• Text size      
  • Send this article to a friend
  • Print this article

Insulin work by Macleod highlighted

A GROUP of leading Scottish doctors have launched a campaign to raise awareness of John Macleod and his role in the discovery of insulin.

The Royal College of Physicians of Edinburgh (RCPE) believes official recognition should be given to the man they feel has been 'airbrushed' from history.

They say Macleod's work, for which he received the 1923 Nobel Prize, is often forgotten as co-discoverers Frederick Banting and Charles Best actively sought to blacken the Scot's reputation.

Professor Brian Frier, at the RCPE, said: "The discovery of insulin is frequently and inaccurately attributed to Banting and Best, and for decades Macleod was effectively airbrushed out of medical history. John Macleod directed and informed the research which led to the discovery of insulin."

In the UK, almost four million people are prescribed insulin to treat type-1 diabetes. Before its discovery, the condition was considered to be 'rapidly fatal'.

Contextual targeting label: 

Commenting & Moderation

We moderate all comments on HeraldScotland on either a pre-moderated or post-moderated basis.
If you're a relatively new user then your comments will be reviewed before publication and if we know you well and trust you then your comments will be subject to moderation only if other users or the moderators believe you've broken the rules

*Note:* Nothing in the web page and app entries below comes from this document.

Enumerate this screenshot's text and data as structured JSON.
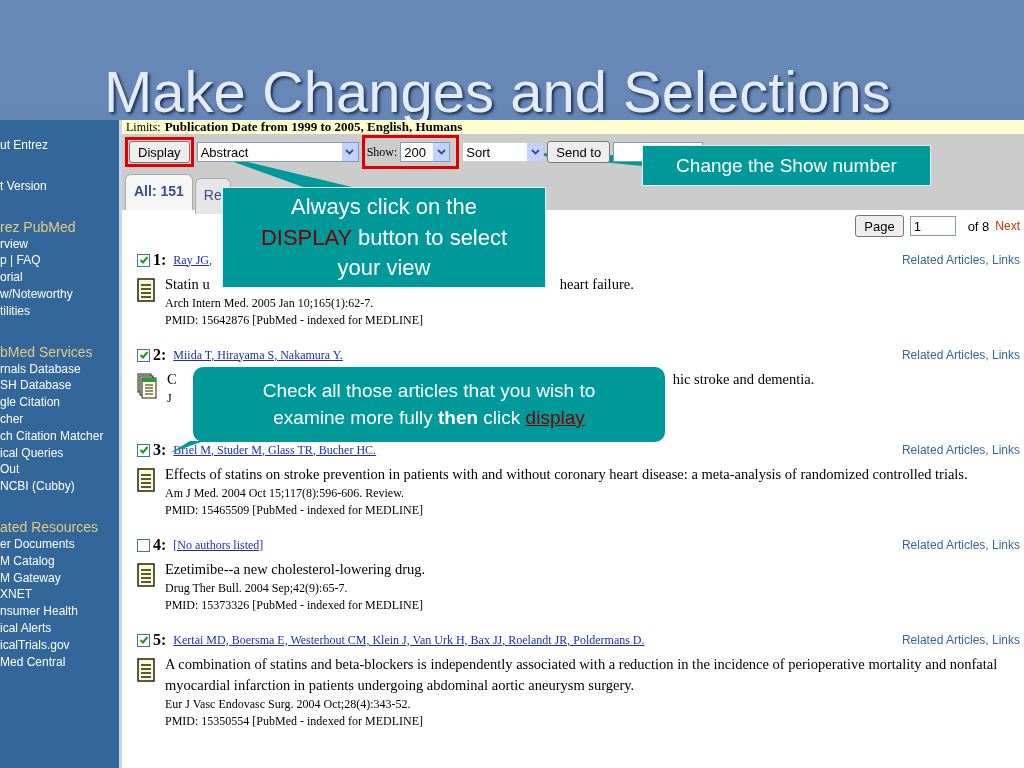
{
  "slide": {
    "title": "Make Changes and Selections"
  },
  "sidebar": [
    {
      "items": [
        "ut Entrez"
      ]
    },
    {
      "items": [
        "t Version"
      ]
    },
    {
      "heading": "rez PubMed",
      "items": [
        "rview",
        "p | FAQ",
        "orial",
        "w/Noteworthy",
        "tilities"
      ]
    },
    {
      "heading": "bMed Services",
      "items": [
        "rnals Database",
        "SH Database",
        "gle Citation",
        "cher",
        "ch Citation Matcher",
        "ical Queries",
        "Out",
        "NCBI (Cubby)"
      ]
    },
    {
      "heading": "ated Resources",
      "items": [
        "er Documents",
        "M Catalog",
        "M Gateway",
        "XNET",
        "nsumer Health",
        "ical Alerts",
        "icalTrials.gov",
        "Med Central"
      ]
    }
  ],
  "limits": {
    "label": "Limits:",
    "value": "Publication Date from 1999 to 2005, English, Humans"
  },
  "toolbar": {
    "display_button": "Display",
    "format_select": "Abstract",
    "show_label": "Show:",
    "show_select": "200",
    "sort_select": "Sort",
    "send_button": "Send to"
  },
  "tabs": [
    {
      "label": "All: 151",
      "selected": true
    },
    {
      "label": "Re",
      "selected": false
    }
  ],
  "pager": {
    "button": "Page",
    "page": "1",
    "of": "of 8",
    "next": "Next"
  },
  "results": [
    {
      "number": "1:",
      "checked": true,
      "kind": "single",
      "authors": "Ray JG,",
      "links": "Related Articles, Links",
      "title_parts": [
        "Statin u",
        "heart failure."
      ],
      "journal": "Arch Intern Med. 2005 Jan 10;165(1):62-7.",
      "pmid": "PMID: 15642876 [PubMed - indexed for MEDLINE]"
    },
    {
      "number": "2:",
      "checked": true,
      "kind": "stack",
      "authors": "Miida T, Hirayama S, Nakamura Y.",
      "links": "Related Articles, Links",
      "title_parts": [
        "C",
        "hic stroke and dementia."
      ],
      "journal": "J"
    },
    {
      "number": "3:",
      "checked": true,
      "kind": "single",
      "authors": "Briel M, Studer M, Glass TR, Bucher HC.",
      "links": "Related Articles, Links",
      "title_parts": [
        "Effects of statins on stroke prevention in patients with and without coronary heart disease: a meta-analysis of randomized controlled trials."
      ],
      "journal": "Am J Med. 2004 Oct 15;117(8):596-606. Review.",
      "pmid": "PMID: 15465509 [PubMed - indexed for MEDLINE]"
    },
    {
      "number": "4:",
      "checked": false,
      "kind": "single",
      "authors": "[No authors listed]",
      "links": "Related Articles, Links",
      "title_parts": [
        "Ezetimibe--a new cholesterol-lowering drug."
      ],
      "journal": "Drug Ther Bull. 2004 Sep;42(9):65-7.",
      "pmid": "PMID: 15373326 [PubMed - indexed for MEDLINE]"
    },
    {
      "number": "5:",
      "checked": true,
      "kind": "single",
      "authors": "Kertai MD, Boersma E, Westerhout CM, Klein J, Van Urk H, Bax JJ, Roelandt JR, Poldermans D.",
      "links": "Related Articles, Links",
      "title_parts": [
        "A combination of statins and beta-blockers is independently associated with a reduction in the incidence of perioperative mortality and nonfatal myocardial infarction in patients undergoing abdominal aortic aneurysm surgery."
      ],
      "journal": "Eur J Vasc Endovasc Surg. 2004 Oct;28(4):343-52.",
      "pmid": "PMID: 15350554 [PubMed - indexed for MEDLINE]"
    }
  ],
  "callouts": [
    {
      "kind": "display",
      "parts": [
        {
          "kind": "plain",
          "text": "Always click on the "
        },
        {
          "kind": "red",
          "text": "DISPLAY"
        },
        {
          "kind": "plain",
          "text": " button to select your view"
        }
      ]
    },
    {
      "kind": "show",
      "parts": [
        {
          "kind": "plain",
          "text": "Change the Show number"
        }
      ]
    },
    {
      "kind": "check",
      "parts": [
        {
          "kind": "plain",
          "text": "Check all those articles that you wish to examine more fully "
        },
        {
          "kind": "bold",
          "text": "then"
        },
        {
          "kind": "plain",
          "text": " click "
        },
        {
          "kind": "link",
          "text": "display"
        }
      ]
    }
  ]
}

Moderation is undertaken full-time 9am-6pm on weekdays, and on a part-time basis outwith those hours. Please be patient if your posts are not approved instantly.